=== EXERCISE GOAL ===
All entries are to be given again verbatim.

=== DATA LISTING ===
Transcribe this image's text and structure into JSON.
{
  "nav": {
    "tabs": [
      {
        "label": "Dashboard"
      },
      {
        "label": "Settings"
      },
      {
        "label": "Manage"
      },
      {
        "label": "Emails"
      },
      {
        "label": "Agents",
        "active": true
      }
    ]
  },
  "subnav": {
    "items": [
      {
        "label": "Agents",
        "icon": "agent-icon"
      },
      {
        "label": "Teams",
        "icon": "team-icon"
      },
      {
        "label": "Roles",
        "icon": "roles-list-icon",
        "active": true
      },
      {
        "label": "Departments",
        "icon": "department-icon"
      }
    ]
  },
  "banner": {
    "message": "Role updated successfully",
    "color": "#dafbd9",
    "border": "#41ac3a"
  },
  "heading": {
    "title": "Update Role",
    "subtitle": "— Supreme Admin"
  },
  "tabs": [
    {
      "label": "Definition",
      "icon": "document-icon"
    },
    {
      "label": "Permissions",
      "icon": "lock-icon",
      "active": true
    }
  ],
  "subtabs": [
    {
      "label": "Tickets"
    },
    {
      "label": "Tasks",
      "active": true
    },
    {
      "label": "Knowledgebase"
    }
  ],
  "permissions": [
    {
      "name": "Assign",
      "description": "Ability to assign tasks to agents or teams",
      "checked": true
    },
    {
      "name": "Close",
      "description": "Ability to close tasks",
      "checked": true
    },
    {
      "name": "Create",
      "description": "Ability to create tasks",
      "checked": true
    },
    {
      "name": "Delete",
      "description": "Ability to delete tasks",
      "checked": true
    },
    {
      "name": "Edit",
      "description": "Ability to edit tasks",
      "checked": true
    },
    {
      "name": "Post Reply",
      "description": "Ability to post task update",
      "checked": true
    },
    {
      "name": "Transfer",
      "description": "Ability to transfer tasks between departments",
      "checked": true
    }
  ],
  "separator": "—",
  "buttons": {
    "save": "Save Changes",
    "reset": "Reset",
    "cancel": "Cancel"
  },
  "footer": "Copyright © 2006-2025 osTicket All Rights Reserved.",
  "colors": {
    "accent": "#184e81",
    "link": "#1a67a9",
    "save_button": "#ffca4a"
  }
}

=== OUTPUT OF THE TASK ===
Transcribe this image's text and structure into JSON.
{
  "nav": {
    "tabs": [
      {
        "label": "Dashboard"
      },
      {
        "label": "Settings"
      },
      {
        "label": "Manage"
      },
      {
        "label": "Emails"
      },
      {
        "label": "Agents",
        "active": true
      }
    ]
  },
  "subnav": {
    "items": [
      {
        "label": "Agents",
        "icon": "agent-icon"
      },
      {
        "label": "Teams",
        "icon": "team-icon"
      },
      {
        "label": "Roles",
        "icon": "roles-list-icon",
        "active": true
      },
      {
        "label": "Departments",
        "icon": "department-icon"
      }
    ]
  },
  "banner": {
    "message": "Role updated successfully",
    "color": "#dafbd9",
    "border": "#41ac3a"
  },
  "heading": {
    "title": "Update Role",
    "subtitle": "— Supreme Admin"
  },
  "tabs": [
    {
      "label": "Definition",
      "icon": "document-icon"
    },
    {
      "label": "Permissions",
      "icon": "lock-icon",
      "active": true
    }
  ],
  "subtabs": [
    {
      "label": "Tickets"
    },
    {
      "label": "Tasks",
      "active": true
    },
    {
      "label": "Knowledgebase"
    }
  ],
  "permissions": [
    {
      "name": "Assign",
      "description": "Ability to assign tasks to agents or teams",
      "checked": true
    },
    {
      "name": "Close",
      "description": "Ability to close tasks",
      "checked": true
    },
    {
      "name": "Create",
      "description": "Ability to create tasks",
      "checked": true
    },
    {
      "name": "Delete",
      "description": "Ability to delete tasks",
      "checked": true
    },
    {
      "name": "Edit",
      "description": "Ability to edit tasks",
      "checked": true
    },
    {
      "name": "Post Reply",
      "description": "Ability to post task update",
      "checked": true
    },
    {
      "name": "Transfer",
      "description": "Ability to transfer tasks between departments",
      "checked": true
    }
  ],
  "separator": "—",
  "buttons": {
    "save": "Save Changes",
    "reset": "Reset",
    "cancel": "Cancel"
  },
  "footer": "Copyright © 2006-2025 osTicket All Rights Reserved.",
  "colors": {
    "accent": "#184e81",
    "link": "#1a67a9",
    "save_button": "#ffca4a"
  }
}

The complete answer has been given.